I never would have guessed a plane ride would launch me into a significant time of growth in my spiritual life. With the deafening sounds of jet engines in my ears, I certainly wouldn’t have expected that growth to come from something quite the opposite–silence.
A few years ago, I left right after my college semester for five weeks studying and touring in Europe. My now-husband Mason and I had been “talking” for a while, but we parted ways for 40 days with not much more than notes to keep in touch. I wanted so badly to return from Europe with an answer as to whether or not I should date him.
Almost every afternoon I was in Scotland I would grab my Bible and head for the open country outside our house. I would stay outside for hours—talking, praying, thinking, reading. By my fourth week away, I gave up on hearing a direct answer from God. He seemed silent on the issue. And I was content with that. So I spent the rest of my time in Scotland talking to God about other things.
Guess what? When I was quiet, it turns out He had a lot to say to me that didn’t have to do with Mason. I can still remember God convicting me of my own pride and narrow-mindedness. I remember feeling burdened for the lostness on my college campus. I remember praying for friends and family like I hadn’t in a long time.
To this day, I treasure those Scotland walks as some of the most important times of knowing God and His character and allowing Him to scrape off all the gunk that was distracting me from Him.
One day at the end of my time there, I was taking a walk and praying as normal, and felt the Lord clearly impress on my that I was to continue my relationship with Mason–that he was to be a gift to me.
What? Had God just answered the very request I had surrendered days and days before?
Never had I realized that seeking God’s will could potentially distract from me seeking God Himself!

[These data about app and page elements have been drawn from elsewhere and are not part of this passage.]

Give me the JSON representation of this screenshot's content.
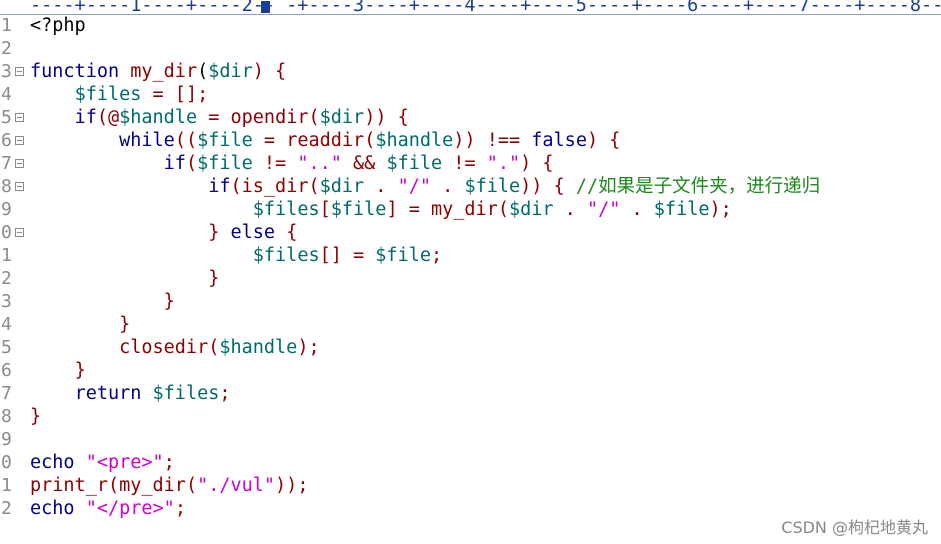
{
  "ruler": {
    "text": "----+----1----+----2-- -+----3----+----4----+----5----+----6----+----7----+----8--"
  },
  "gutter": {
    "line_numbers": [
      "1",
      "2",
      "3",
      "4",
      "5",
      "6",
      "7",
      "8",
      "9",
      "0",
      "1",
      "2",
      "3",
      "4",
      "5",
      "6",
      "7",
      "8",
      "9",
      "0",
      "1",
      "2"
    ]
  },
  "code_lines": [
    [
      {
        "t": "<?php",
        "c": "p"
      }
    ],
    [],
    [
      {
        "t": "function",
        "c": "k"
      },
      {
        "t": " ",
        "c": "p"
      },
      {
        "t": "my_dir",
        "c": "f"
      },
      {
        "t": "(",
        "c": "p"
      },
      {
        "t": "$dir",
        "c": "v"
      },
      {
        "t": ") {",
        "c": "o"
      }
    ],
    [
      {
        "t": "    ",
        "c": "p"
      },
      {
        "t": "$files",
        "c": "v"
      },
      {
        "t": " = [];",
        "c": "o"
      }
    ],
    [
      {
        "t": "    ",
        "c": "p"
      },
      {
        "t": "if",
        "c": "k"
      },
      {
        "t": "(@",
        "c": "o"
      },
      {
        "t": "$handle",
        "c": "v"
      },
      {
        "t": " = ",
        "c": "o"
      },
      {
        "t": "opendir",
        "c": "f"
      },
      {
        "t": "(",
        "c": "o"
      },
      {
        "t": "$dir",
        "c": "v"
      },
      {
        "t": ")) {",
        "c": "o"
      }
    ],
    [
      {
        "t": "        ",
        "c": "p"
      },
      {
        "t": "while",
        "c": "k"
      },
      {
        "t": "((",
        "c": "o"
      },
      {
        "t": "$file",
        "c": "v"
      },
      {
        "t": " = ",
        "c": "o"
      },
      {
        "t": "readdir",
        "c": "f"
      },
      {
        "t": "(",
        "c": "o"
      },
      {
        "t": "$handle",
        "c": "v"
      },
      {
        "t": ")) !== ",
        "c": "o"
      },
      {
        "t": "false",
        "c": "k"
      },
      {
        "t": ") {",
        "c": "o"
      }
    ],
    [
      {
        "t": "            ",
        "c": "p"
      },
      {
        "t": "if",
        "c": "k"
      },
      {
        "t": "(",
        "c": "o"
      },
      {
        "t": "$file",
        "c": "v"
      },
      {
        "t": " != ",
        "c": "o"
      },
      {
        "t": "\"..\"",
        "c": "s"
      },
      {
        "t": " && ",
        "c": "o"
      },
      {
        "t": "$file",
        "c": "v"
      },
      {
        "t": " != ",
        "c": "o"
      },
      {
        "t": "\".\"",
        "c": "s"
      },
      {
        "t": ") {",
        "c": "o"
      }
    ],
    [
      {
        "t": "                ",
        "c": "p"
      },
      {
        "t": "if",
        "c": "k"
      },
      {
        "t": "(",
        "c": "o"
      },
      {
        "t": "is_dir",
        "c": "f"
      },
      {
        "t": "(",
        "c": "o"
      },
      {
        "t": "$dir",
        "c": "v"
      },
      {
        "t": " . ",
        "c": "o"
      },
      {
        "t": "\"/\"",
        "c": "s"
      },
      {
        "t": " . ",
        "c": "o"
      },
      {
        "t": "$file",
        "c": "v"
      },
      {
        "t": ")) { ",
        "c": "o"
      },
      {
        "t": "//如果是子文件夹，进行递归",
        "c": "c"
      }
    ],
    [
      {
        "t": "                    ",
        "c": "p"
      },
      {
        "t": "$files",
        "c": "v"
      },
      {
        "t": "[",
        "c": "o"
      },
      {
        "t": "$file",
        "c": "v"
      },
      {
        "t": "] = ",
        "c": "o"
      },
      {
        "t": "my_dir",
        "c": "f"
      },
      {
        "t": "(",
        "c": "o"
      },
      {
        "t": "$dir",
        "c": "v"
      },
      {
        "t": " . ",
        "c": "o"
      },
      {
        "t": "\"/\"",
        "c": "s"
      },
      {
        "t": " . ",
        "c": "o"
      },
      {
        "t": "$file",
        "c": "v"
      },
      {
        "t": ");",
        "c": "o"
      }
    ],
    [
      {
        "t": "                ",
        "c": "p"
      },
      {
        "t": "} ",
        "c": "o"
      },
      {
        "t": "else",
        "c": "k"
      },
      {
        "t": " {",
        "c": "o"
      }
    ],
    [
      {
        "t": "                    ",
        "c": "p"
      },
      {
        "t": "$files",
        "c": "v"
      },
      {
        "t": "[] = ",
        "c": "o"
      },
      {
        "t": "$file",
        "c": "v"
      },
      {
        "t": ";",
        "c": "o"
      }
    ],
    [
      {
        "t": "                ",
        "c": "p"
      },
      {
        "t": "}",
        "c": "o"
      }
    ],
    [
      {
        "t": "            ",
        "c": "p"
      },
      {
        "t": "}",
        "c": "o"
      }
    ],
    [
      {
        "t": "        ",
        "c": "p"
      },
      {
        "t": "}",
        "c": "o"
      }
    ],
    [
      {
        "t": "        ",
        "c": "p"
      },
      {
        "t": "closedir",
        "c": "f"
      },
      {
        "t": "(",
        "c": "o"
      },
      {
        "t": "$handle",
        "c": "v"
      },
      {
        "t": ");",
        "c": "o"
      }
    ],
    [
      {
        "t": "    ",
        "c": "p"
      },
      {
        "t": "}",
        "c": "o"
      }
    ],
    [
      {
        "t": "    ",
        "c": "p"
      },
      {
        "t": "return",
        "c": "k"
      },
      {
        "t": " ",
        "c": "p"
      },
      {
        "t": "$files",
        "c": "v"
      },
      {
        "t": ";",
        "c": "o"
      }
    ],
    [
      {
        "t": "}",
        "c": "o"
      }
    ],
    [],
    [
      {
        "t": "echo",
        "c": "k"
      },
      {
        "t": " ",
        "c": "p"
      },
      {
        "t": "\"<pre>\"",
        "c": "s"
      },
      {
        "t": ";",
        "c": "o"
      }
    ],
    [
      {
        "t": "print_r",
        "c": "f"
      },
      {
        "t": "(",
        "c": "o"
      },
      {
        "t": "my_dir",
        "c": "f"
      },
      {
        "t": "(",
        "c": "o"
      },
      {
        "t": "\"./vul\"",
        "c": "s"
      },
      {
        "t": "));",
        "c": "o"
      }
    ],
    [
      {
        "t": "echo",
        "c": "k"
      },
      {
        "t": " ",
        "c": "p"
      },
      {
        "t": "\"</pre>\"",
        "c": "s"
      },
      {
        "t": ";",
        "c": "o"
      }
    ]
  ],
  "fold_markers": [
    2,
    4,
    5,
    6,
    7,
    9
  ],
  "watermark": "CSDN @枸杞地黄丸"
}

This experience reminded me how much we resent God’s silence! But why? As I was planning what to write on the blog in 2020, my mind kept coming back to those of you I know have been struggling with situations where God has not given clear direction, and then it hit me: I need to talk about silence.
Drawing from both my experience in Scotland, and a passage of Scripture, let’s piece together how to prepare for spiritual seasons of silence and how they can be used to grow our intimacy with the Father.

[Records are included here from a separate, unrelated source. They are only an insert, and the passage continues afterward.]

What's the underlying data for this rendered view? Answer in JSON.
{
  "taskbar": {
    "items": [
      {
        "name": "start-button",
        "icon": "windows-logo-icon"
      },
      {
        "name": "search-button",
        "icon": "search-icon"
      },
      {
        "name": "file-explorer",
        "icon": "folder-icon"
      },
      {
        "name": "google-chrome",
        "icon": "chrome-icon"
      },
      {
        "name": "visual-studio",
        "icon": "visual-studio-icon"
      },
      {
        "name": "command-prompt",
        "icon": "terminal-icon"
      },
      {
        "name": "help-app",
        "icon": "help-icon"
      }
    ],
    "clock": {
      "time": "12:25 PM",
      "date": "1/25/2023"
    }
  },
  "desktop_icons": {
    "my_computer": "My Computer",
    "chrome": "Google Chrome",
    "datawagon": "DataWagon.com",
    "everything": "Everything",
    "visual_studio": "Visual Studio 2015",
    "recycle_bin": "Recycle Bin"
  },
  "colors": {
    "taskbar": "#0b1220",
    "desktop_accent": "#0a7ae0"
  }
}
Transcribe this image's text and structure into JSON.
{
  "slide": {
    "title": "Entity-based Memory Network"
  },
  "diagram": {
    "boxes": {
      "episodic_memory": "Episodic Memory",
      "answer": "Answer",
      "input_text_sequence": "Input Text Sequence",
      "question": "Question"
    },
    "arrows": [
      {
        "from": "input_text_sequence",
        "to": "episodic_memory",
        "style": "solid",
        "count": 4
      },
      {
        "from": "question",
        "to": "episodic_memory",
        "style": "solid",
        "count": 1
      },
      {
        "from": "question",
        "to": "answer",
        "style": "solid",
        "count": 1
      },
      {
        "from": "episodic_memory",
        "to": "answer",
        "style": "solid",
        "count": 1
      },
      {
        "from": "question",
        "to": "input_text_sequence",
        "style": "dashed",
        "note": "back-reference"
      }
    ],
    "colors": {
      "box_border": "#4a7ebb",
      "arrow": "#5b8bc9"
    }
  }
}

God’s silence can mean many things to many people. To one person, it may be having no direction about a job or next step to take in life. To another, it may be God holding back a response on a loved one’s health progress. To another still, it may mean God’s seemingly unclear answer on gray area or lifestyle. For me, it was an answer about a future spouse. How can we respond when God is silent?
The answer begins in Psalm 62. This Psalm was written by David in the midst of Absalom’s rebellion. Absalom was one of David’s sons who had his servants murder his brother for assaulting his sister. Absalom went away for a while and came back and ended up rebelling against his own father. Needless to say, David was dealing with his own family and spiritual warfare.

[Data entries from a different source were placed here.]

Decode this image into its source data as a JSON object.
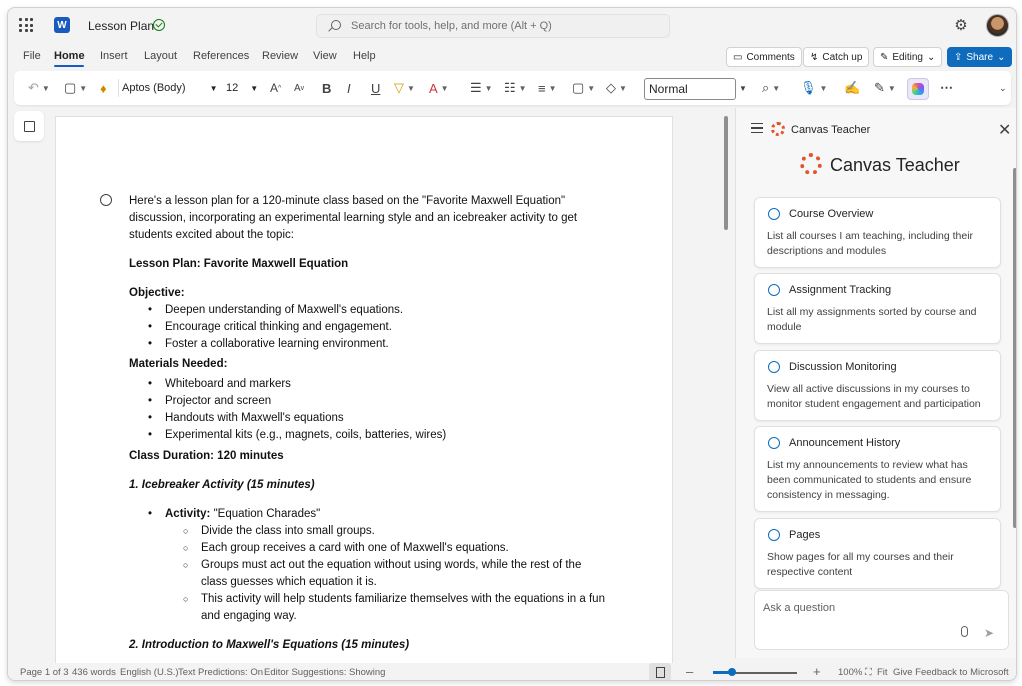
{
  "titlebar": {
    "app_logo": "W",
    "doc_title": "Lesson Plan",
    "search_placeholder": "Search for tools, help, and more (Alt + Q)"
  },
  "menu": {
    "tabs": [
      "File",
      "Home",
      "Insert",
      "Layout",
      "References",
      "Review",
      "View",
      "Help"
    ],
    "active": "Home",
    "comments_label": "Comments",
    "catchup_label": "Catch up",
    "editing_label": "Editing",
    "share_label": "Share"
  },
  "toolbar": {
    "font_name": "Aptos (Body)",
    "font_size": "12",
    "style_name": "Normal"
  },
  "document": {
    "intro": "Here's a lesson plan for a 120-minute class based on the \"Favorite Maxwell Equation\" discussion, incorporating an experimental learning style and an icebreaker activity to get students excited about the topic:",
    "plan_title": "Lesson Plan: Favorite Maxwell Equation",
    "objective_heading": "Objective:",
    "objectives": [
      "Deepen understanding of Maxwell's equations.",
      "Encourage critical thinking and engagement.",
      "Foster a collaborative learning environment."
    ],
    "materials_heading": "Materials Needed:",
    "materials": [
      "Whiteboard and markers",
      "Projector and screen",
      "Handouts with Maxwell's equations",
      "Experimental kits (e.g., magnets, coils, batteries, wires)"
    ],
    "duration": "Class Duration: 120 minutes",
    "section1_heading": "1. Icebreaker Activity (15 minutes)",
    "activity_label": "Activity:",
    "activity_name": " \"Equation Charades\"",
    "activity_steps": [
      "Divide the class into small groups.",
      "Each group receives a card with one of Maxwell's equations.",
      "Groups must act out the equation without using words, while the rest of the class guesses which equation it is.",
      "This activity will help students familiarize themselves with the equations in a fun and engaging way."
    ],
    "section2_heading": "2. Introduction to Maxwell's Equations (15 minutes)"
  },
  "panel": {
    "header_title": "Canvas Teacher",
    "big_title": "Canvas Teacher",
    "cards": [
      {
        "title": "Course Overview",
        "desc": "List all courses I am teaching, including their descriptions and modules"
      },
      {
        "title": "Assignment Tracking",
        "desc": "List all my assignments sorted by course and module"
      },
      {
        "title": "Discussion Monitoring",
        "desc": "View all active discussions in my courses to monitor student engagement and participation"
      },
      {
        "title": "Announcement History",
        "desc": "List my announcements to review what has been communicated to students and ensure consistency in messaging."
      },
      {
        "title": "Pages",
        "desc": "Show pages for all my courses and their respective content"
      }
    ],
    "ask_placeholder": "Ask a question"
  },
  "status": {
    "page": "Page 1 of 3",
    "words": "436 words",
    "language": "English (U.S.)",
    "predictions": "Text Predictions: On",
    "editor": "Editor Suggestions: Showing",
    "zoom_minus": "–",
    "zoom_plus": "+",
    "zoom": "100%",
    "fit": "Fit",
    "feedback": "Give Feedback to Microsoft",
    "zoom_level": 1.0
  },
  "icons": [
    "waffle-icon",
    "word-logo-icon",
    "saved-icon",
    "search-icon",
    "gear-icon",
    "comment-icon",
    "catchup-icon",
    "pencil-icon",
    "share-icon",
    "canvas-logo-icon",
    "close-icon",
    "mic-icon",
    "send-icon"
  ],
  "colors": {
    "accent": "#0f6cbd",
    "word_blue": "#185abd",
    "canvas_orange": "#e4542b"
  }
}
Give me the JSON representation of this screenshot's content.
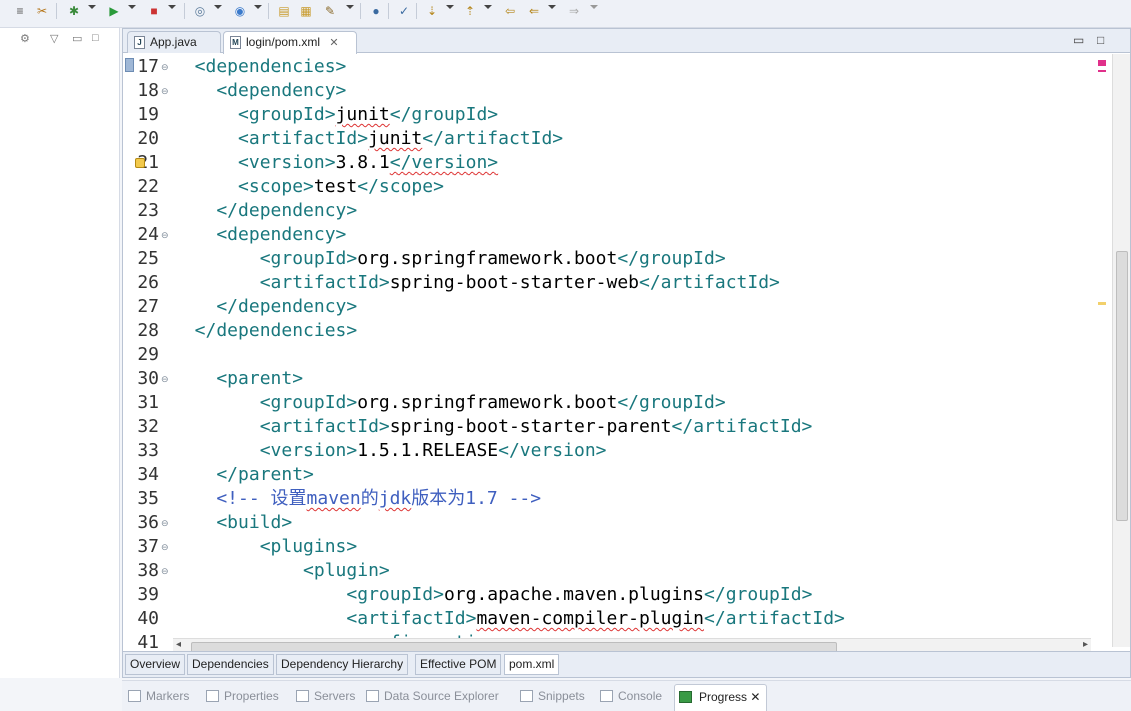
{
  "editor": {
    "tabs": [
      {
        "label": "App.java",
        "icon": "java-file-icon"
      },
      {
        "label": "login/pom.xml",
        "icon": "xml-file-icon",
        "close": "✕"
      }
    ]
  },
  "code_lines": [
    {
      "n": "17",
      "fold": "⊖",
      "tokens": [
        {
          "t": "  <dependencies>",
          "c": "tag"
        }
      ]
    },
    {
      "n": "18",
      "fold": "⊖",
      "tokens": [
        {
          "t": "    <dependency>",
          "c": "tag"
        }
      ]
    },
    {
      "n": "19",
      "tokens": [
        {
          "t": "      <groupId>",
          "c": "tag"
        },
        {
          "t": "junit",
          "c": "txt",
          "w": true
        },
        {
          "t": "</groupId>",
          "c": "tag"
        }
      ]
    },
    {
      "n": "20",
      "tokens": [
        {
          "t": "      <artifactId>",
          "c": "tag"
        },
        {
          "t": "junit",
          "c": "txt",
          "w": true
        },
        {
          "t": "</artifactId>",
          "c": "tag"
        }
      ]
    },
    {
      "n": "21",
      "warn": true,
      "tokens": [
        {
          "t": "      <version>",
          "c": "tag"
        },
        {
          "t": "3.8.1",
          "c": "txt"
        },
        {
          "t": "</version>",
          "c": "tag",
          "w": true
        }
      ]
    },
    {
      "n": "22",
      "tokens": [
        {
          "t": "      <scope>",
          "c": "tag"
        },
        {
          "t": "test",
          "c": "txt"
        },
        {
          "t": "</scope>",
          "c": "tag"
        }
      ]
    },
    {
      "n": "23",
      "tokens": [
        {
          "t": "    </dependency>",
          "c": "tag"
        }
      ]
    },
    {
      "n": "24",
      "fold": "⊖",
      "tokens": [
        {
          "t": "    <dependency>",
          "c": "tag"
        }
      ]
    },
    {
      "n": "25",
      "tokens": [
        {
          "t": "        <groupId>",
          "c": "tag"
        },
        {
          "t": "org.springframework.boot",
          "c": "txt"
        },
        {
          "t": "</groupId>",
          "c": "tag"
        }
      ]
    },
    {
      "n": "26",
      "tokens": [
        {
          "t": "        <artifactId>",
          "c": "tag"
        },
        {
          "t": "spring-boot-starter-web",
          "c": "txt"
        },
        {
          "t": "</artifactId>",
          "c": "tag"
        }
      ]
    },
    {
      "n": "27",
      "tokens": [
        {
          "t": "    </dependency>",
          "c": "tag"
        }
      ]
    },
    {
      "n": "28",
      "tokens": [
        {
          "t": "  </dependencies>",
          "c": "tag"
        }
      ]
    },
    {
      "n": "29",
      "tokens": []
    },
    {
      "n": "30",
      "fold": "⊖",
      "tokens": [
        {
          "t": "    <parent>",
          "c": "tag"
        }
      ]
    },
    {
      "n": "31",
      "tokens": [
        {
          "t": "        <groupId>",
          "c": "tag"
        },
        {
          "t": "org.springframework.boot",
          "c": "txt"
        },
        {
          "t": "</groupId>",
          "c": "tag"
        }
      ]
    },
    {
      "n": "32",
      "tokens": [
        {
          "t": "        <artifactId>",
          "c": "tag"
        },
        {
          "t": "spring-boot-starter-parent",
          "c": "txt"
        },
        {
          "t": "</artifactId>",
          "c": "tag"
        }
      ]
    },
    {
      "n": "33",
      "tokens": [
        {
          "t": "        <version>",
          "c": "tag"
        },
        {
          "t": "1.5.1.RELEASE",
          "c": "txt"
        },
        {
          "t": "</version>",
          "c": "tag"
        }
      ]
    },
    {
      "n": "34",
      "tokens": [
        {
          "t": "    </parent>",
          "c": "tag"
        }
      ]
    },
    {
      "n": "35",
      "tokens": [
        {
          "t": "    <!-- 设置",
          "c": "cmt"
        },
        {
          "t": "maven",
          "c": "cmt",
          "w": true
        },
        {
          "t": "的",
          "c": "cmt"
        },
        {
          "t": "jdk",
          "c": "cmt",
          "w": true
        },
        {
          "t": "版本为1.7 -->",
          "c": "cmt"
        }
      ]
    },
    {
      "n": "36",
      "fold": "⊖",
      "tokens": [
        {
          "t": "    <build>",
          "c": "tag"
        }
      ]
    },
    {
      "n": "37",
      "fold": "⊖",
      "tokens": [
        {
          "t": "        <plugins>",
          "c": "tag"
        }
      ]
    },
    {
      "n": "38",
      "fold": "⊖",
      "tokens": [
        {
          "t": "            <plugin>",
          "c": "tag"
        }
      ]
    },
    {
      "n": "39",
      "tokens": [
        {
          "t": "                <groupId>",
          "c": "tag"
        },
        {
          "t": "org.apache.maven.plugins",
          "c": "txt"
        },
        {
          "t": "</groupId>",
          "c": "tag"
        }
      ]
    },
    {
      "n": "40",
      "tokens": [
        {
          "t": "                <artifactId>",
          "c": "tag"
        },
        {
          "t": "maven-compiler-plugin",
          "c": "txt",
          "w": true
        },
        {
          "t": "</artifactId>",
          "c": "tag"
        }
      ]
    },
    {
      "n": "41",
      "tokens": [
        {
          "t": "                <configuration>",
          "c": "tag"
        }
      ]
    }
  ],
  "page_tabs": [
    "Overview",
    "Dependencies",
    "Dependency Hierarchy",
    "Effective POM",
    "pom.xml"
  ],
  "bottom_views": [
    {
      "label": "Markers",
      "icon": "markers-icon"
    },
    {
      "label": "Properties",
      "icon": "properties-icon"
    },
    {
      "label": "Servers",
      "icon": "servers-icon"
    },
    {
      "label": "Data Source Explorer",
      "icon": "data-source-icon"
    },
    {
      "label": "Snippets",
      "icon": "snippets-icon"
    },
    {
      "label": "Console",
      "icon": "console-icon"
    },
    {
      "label": "Progress",
      "icon": "progress-icon",
      "close": "✕"
    }
  ],
  "colors": {
    "tag": "#19777d",
    "comment": "#3f5fbf",
    "text": "#000000",
    "error_underline": "#d33333"
  }
}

Here is what Psalm 62 teaches us about silence:
God breaks His silence when we are silent.
Verses 1 and 5 speak of “waiting in silence” for God. Why? David knew that it would be difficult to hear direction from the Lord if he kept talking. And it makes sense, right?
How many of us, with good intentions, keep talking and talking and talking to God about our problems and never stop long enough to give Him the opportunity to speak back? Think of the last time you sat in silence and waited upon God…contently. Didn’t speak. Didn’t complain. Just waited. It’s probably been a while. But David knew the key of humility and hearing from God. Give Him room to speak!
I experienced this in a practical way that summer and have encouraged others since: stop focusing on “the thing” and instead focus on God.
I fear that so many of us are on this mystical hunt for “God’s will” and “God’s perfect plan for our lives,” which in and of itself doesn’t seem bad, but when it distracts us from experiencing God Himself, we have totally missed the point of our existence.
Our purpose is to know God and make Him known. But we live in this oxymoronic culture that tells us to “do, do, do” and we find ourselves trying to make known a God that we have never truly known.
If you are currently dealing with a situation, or find yourself dealing with it in the near future, where God seems distant or even non-existent, ask yourself, “When was the last time I sat quiet before the Lord and asked Him to speak?”
I can’t wrap this up without the disclaimer that silence isn’t easy. And it also doesn’t mean we have to be like a monk who meditates hours every day. Silence can look like 30 minutes of set aside time to praise God–not just requests. Silence can look like 30 minutes in the Word. Silence can look like 30 minutes in nature observing the Lord’s creation. My silence was a sort of compilation of the three. But the hardest part for me was laying aside my persistent pursuit for answers and growth and His will so that I could allow myself to seek Him instead.
Make goals now to include silent time with the Lord in your daily routine (see The Pursuit of Change for more thorough goal-setting). As we continue the journey of seeking God despite seasons of silence (parts 2 and 3 to come), don’t give up! Knowing Him is always worth it.